On the whole the cast are great with Suranne Jones perfectly capturing a harassed mother still holding out hope for finding the son she feels responsible for losing. Tom Ellis successfully portrays the everyman trying to keep his children together while Game of Thrones’ Maisie Williams and newcomer Pixie Davies are fantastic as sisters Lauren and Cally. The best performance though comes from Douglas Henshall who chews the scenery as the terrifying and vindictive Augustus Cribbin who will no doubt meet his comeuppance in a suitably dreadful way.
The one thing I felt while watching The Secret of Crickley Hall was why it hadn’t aired sometime over the Halloween period as it seems a little out of place appearing in the schedules during the run-up to Christmas. Every time there was another haunting moment I was thinking it would be great to watch this during Halloween weekend as everybody really like a good scare around then.

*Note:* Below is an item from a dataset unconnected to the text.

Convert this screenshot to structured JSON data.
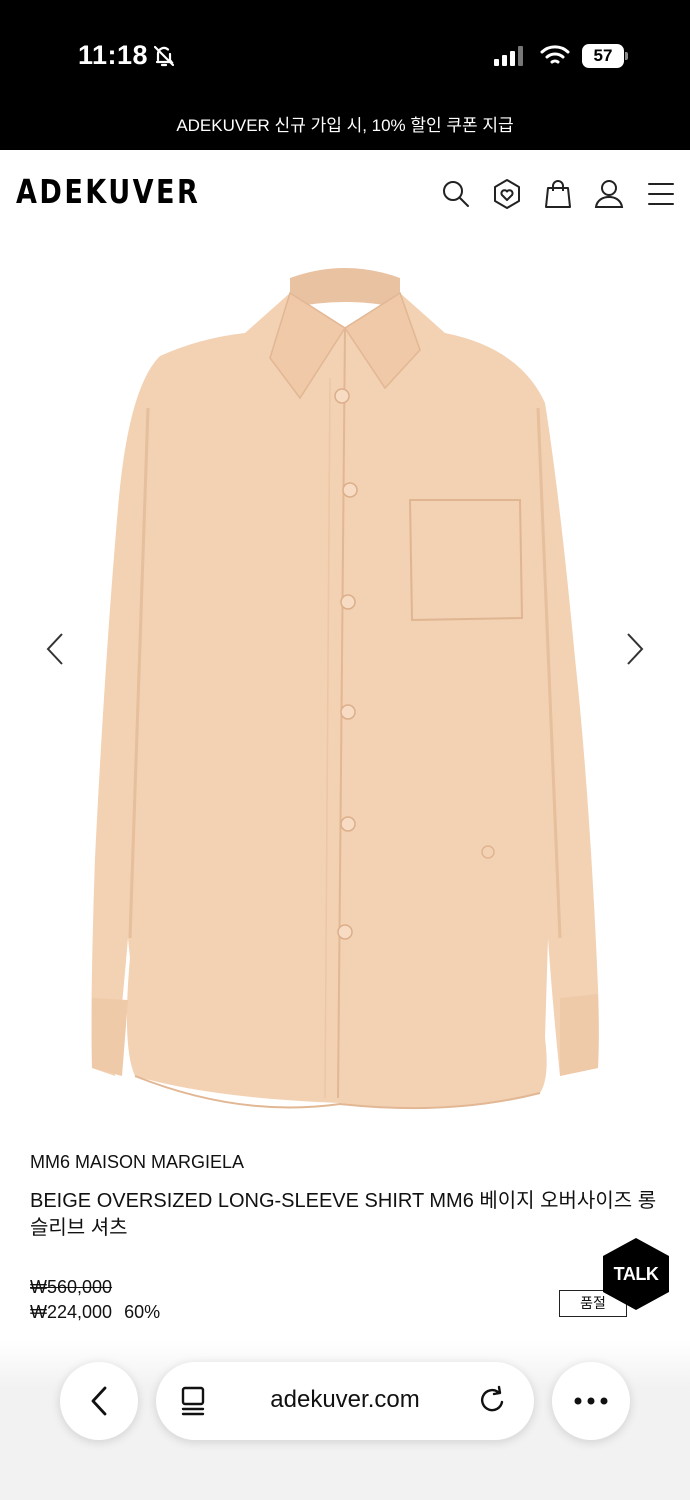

That criticism aside I found Crickley Hall to be an enjoyable supernatural drama with plenty of classic haunted house elements thrown into what I believe to be a very modern story. The cast were all terrific while the music was perfect my only problem was that at times I felt the 1943 scenes were a little over-the-top even for a ghost story such as this. Most importantly though the story had enough intrigue to make me want to tune in for the final two episodes of what I consider to be a very competent ghostly tale.
What did you think to The Secret of Crickley Hall? Did it scare you at all? Leave Your Comments Below